In July this year the Cambridge Gates Foundation held a biennial event to celebrate Gates Scholars past and present. In a video to support the event, Bill Gates mentioned former Cambridge MBA Gates Scholar Noa Epstein-Tennenhaus, and her work in bringing together future Israeli and Palestinian entrepreneurs in her role as chief executive of MEET (Middle East Entrepreneurs of Tomorrow).
Although Noa is no longer CEO of MEET, her commitment to the initiative remains, and the work she did continues to benefit students enrolled in the programme. MEET is an NGO in Jerusalem and Nazareth that connects young Israelis and Palestinians (16-18 year olds) to create positive change through technology and entrepreneurship, in partnership with the Massachusetts Institute of Technology.
Having previously worked in the NGO field, and with a degree in International Relations, Noa was no stranger to building relationships in the Middle East. However, she felt “the need to approach change-making and peace building from a more pragmatic, business-like platform” – and believed the Cambridge MBA would help her do this.
When Noa returned home to Israel after her MBA in 2011 she became the organisation’s CEO, stemming from the connections she made during the Global Consulting Project she carried out during her Cambridge MBA.
“After volunteering to help at a Silicon Valley Comes to Cambridge event, held at Cambridge Judge, I made the most of the networking opportunity and I initiated a consulting project for Google, after speaking to one of the company’s representatives. At the time they were thinking about how to invest in building a network of entrepreneurs and developers in Palestine. My team spent a few weeks in London, Tel Aviv and Ramallah. We had a remarkable experience, working on how to build an entrepreneurship ecosystem in the Middle East and exposing us to the work of MEET.”
Students come to MEET with a common interest – how to become entrepreneurs – and they aren’t just thrown together for the sake of engaging in Israeli-Palestinian dialogue, says Noa. In terms of setting up businesses together, Noa says “deep change takes a long time”. In the shorter term, the project groups the students work in are cross-cultural and with a good gender mix – 50 per cent are female.
When the students leave MEET, to either join the army or go to university, they become part of an alumni network that Noa and her team created. Over the next five years she expects to see ventures being created by MEET alumni, using technology and entrepreneurship to affect social change.
Noa is currently teaching Politics and History at the United World College (UWC) in India. Herself a graduate of the UWC in Norway, she wanted the experience of teaching at the organisation, and took her family on what she describes as a two-year adventure.
This “adventure” has led to another ambitious goal – to help solve the education crisis faced by the refugee children of Syria.
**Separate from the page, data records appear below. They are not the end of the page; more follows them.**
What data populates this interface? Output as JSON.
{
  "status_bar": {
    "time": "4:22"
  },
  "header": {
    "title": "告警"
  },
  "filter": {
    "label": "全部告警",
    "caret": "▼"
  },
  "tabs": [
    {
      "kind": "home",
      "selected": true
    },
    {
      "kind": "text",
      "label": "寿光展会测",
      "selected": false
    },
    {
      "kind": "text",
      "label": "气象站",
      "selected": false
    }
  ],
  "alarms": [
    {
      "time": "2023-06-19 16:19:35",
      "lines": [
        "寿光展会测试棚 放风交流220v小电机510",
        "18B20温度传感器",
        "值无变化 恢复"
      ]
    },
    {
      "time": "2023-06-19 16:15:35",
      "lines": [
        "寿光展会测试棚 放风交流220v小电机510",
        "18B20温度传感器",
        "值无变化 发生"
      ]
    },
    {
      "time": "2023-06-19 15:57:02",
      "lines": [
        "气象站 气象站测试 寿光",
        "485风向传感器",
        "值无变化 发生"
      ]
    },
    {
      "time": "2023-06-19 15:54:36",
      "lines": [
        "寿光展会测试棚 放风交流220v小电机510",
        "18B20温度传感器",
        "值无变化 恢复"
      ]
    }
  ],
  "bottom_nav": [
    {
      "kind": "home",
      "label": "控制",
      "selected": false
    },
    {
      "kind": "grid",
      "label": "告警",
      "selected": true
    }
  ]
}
Many do have access to mobile devices and the internet, and Noa sees this as an opportunity to create an online network where these children can gain access to education.
So when Noa returns home to Israel in the summer of 2017, she plans to create her own social business start-up that focuses on education technology and harnessing entrepreneurship in regions of conflict.
Noa is interested in hearing from…
…anyone interested in educating refugee children from Syria through online networks and anyone with an interest in social ventures and entrepreneurship education in regions of conflict.